Around 1 in 5 people diagnosed with cancer in the UK take part in a clinical trial.
A trial of Sativex for cancer related pain (GWCA0958)
This trial looked at Sativex for cancer pain that couldn’t be controlled with other strong painkillers.
This trial was open for people to join between 2010 and 2013. These results were published in a journal in 2018.
This trial is very similar to the GWCA0962 trial and the results of which are on the database.
More about this trial
It is quite common for people with advanced cancer to have pain. Advanced cancer means the cancer has spread or come back since it was first treated.
There are different ways to treat cancer pain, including strong painkillers called opioids. But sometimes, even opioids cannot completely control the pain.
Researchers were looking for ways to help people in this situation.
In this trial, they looked at a drug called Sativex which contains cannabinoids from the cannabis sativa L. (marijuana) plant. The main cannabinoids in Sativex are tetrahydrocannabinol (THC) and cannabidiol (CBD) along with other minor cannabinoids and non-cannabinoid components.
In the UK, Sativex is already used to relieve the muscle spasms, stiffness and weakness caused by a disease called multiple sclerosis. It can also work as a painkiller. The aims of this trial were to:
- see if Sativex helped to relieve cancer related pain that wasn’t completely controlled with opioid drugs
- learn more about the side effects
Summary of results
The team found that Sativex didn’t work better than a dummy drug.
About this trial
This was a phase 3 trial. 397 people took part.
It was a randomised trial. Everyone was put into 1 of 2 groups. Neither they nor their doctor chose which group they were in.
- 199 people were to have Sativex
- 198 people were to have a dummy drug (
Of the 397 people, 291 completed treatment in the trial:
- 141 in the Sativex group
- 150 in the dummy drug group
When the researchers looked at how well treatment worked they included all 397 people. This is an
Everyone continued to have their opioid drugs during the trial. They took Sativex or the dummy drug as a spray into the mouth.
The trial lasted for 5 weeks. During the first 2 weeks people could increase the number of sprays each day until:
- it controlled their pain or
- there were unacceptable side effects from the spray
The most number of sprays they could have each day was 10.

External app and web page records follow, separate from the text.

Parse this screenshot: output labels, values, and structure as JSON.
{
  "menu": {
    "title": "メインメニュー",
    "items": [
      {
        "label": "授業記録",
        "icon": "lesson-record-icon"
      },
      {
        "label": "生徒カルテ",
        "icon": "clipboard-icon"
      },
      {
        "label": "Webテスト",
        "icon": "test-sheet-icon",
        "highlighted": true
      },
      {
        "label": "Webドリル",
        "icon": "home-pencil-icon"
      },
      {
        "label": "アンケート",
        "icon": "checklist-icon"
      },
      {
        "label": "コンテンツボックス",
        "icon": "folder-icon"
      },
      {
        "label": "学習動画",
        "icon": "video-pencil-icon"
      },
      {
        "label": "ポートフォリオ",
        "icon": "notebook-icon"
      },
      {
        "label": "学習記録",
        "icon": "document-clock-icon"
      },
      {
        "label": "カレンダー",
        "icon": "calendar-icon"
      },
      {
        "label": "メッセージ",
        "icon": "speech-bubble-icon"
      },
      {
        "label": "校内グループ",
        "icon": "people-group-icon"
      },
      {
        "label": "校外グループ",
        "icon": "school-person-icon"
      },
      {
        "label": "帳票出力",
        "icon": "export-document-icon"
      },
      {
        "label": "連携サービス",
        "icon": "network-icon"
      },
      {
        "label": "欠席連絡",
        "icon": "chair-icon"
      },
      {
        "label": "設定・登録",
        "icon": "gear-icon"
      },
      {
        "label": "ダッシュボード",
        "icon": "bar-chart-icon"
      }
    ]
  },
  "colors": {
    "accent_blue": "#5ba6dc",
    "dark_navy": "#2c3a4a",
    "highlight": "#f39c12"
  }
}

During the trial they completed questionnaires. The questions asked about:
- their pain
- how often they used the spray
- did their dose of opioid treatment change
quality of life
- any side effects
- how satisfied they were
The average number of sprays people took each day was:
- 7 sprays (7.3) in the dummy drug group
- 6 sprays (6.4) in the Sativex group
After 5 weeks of treatment the team looked at how well it worked. They found that Sativex was better than the dummy drug at controlling people’s cancer pain. But this wasn’t
Towards the end of the 5 weeks for those who were taking Sativex there was an improvement in their sleep.
Doctors also felt that those people who took Sativex were in general better.
The side effects of Sativex were:
- feeling or being sick
- loss of appetite
The trial team concluded Sativex wasn’t any better than a dummy drug to help control pain caused by advanced cancer. But there may be other benefits for these people when they take Sativex.
The trial has also helped the team learn more about cancer pain which will be very useful in the future for other trials.
They think it is reasonable to do further trials using Sativex. Especially for people with certain cancer pain types who are taking small doses of opioids to control their cancer pain.
Where this information comes from
We have based this summary on information from the research team. The information they sent us has been reviewed by independent specialists (
How to join a clinical trial
Please note: In order to join a trial you will need to discuss it with your doctor, unless otherwise specified.
Professor Marie Fallon
NIHR Clinical Research Network: Cancer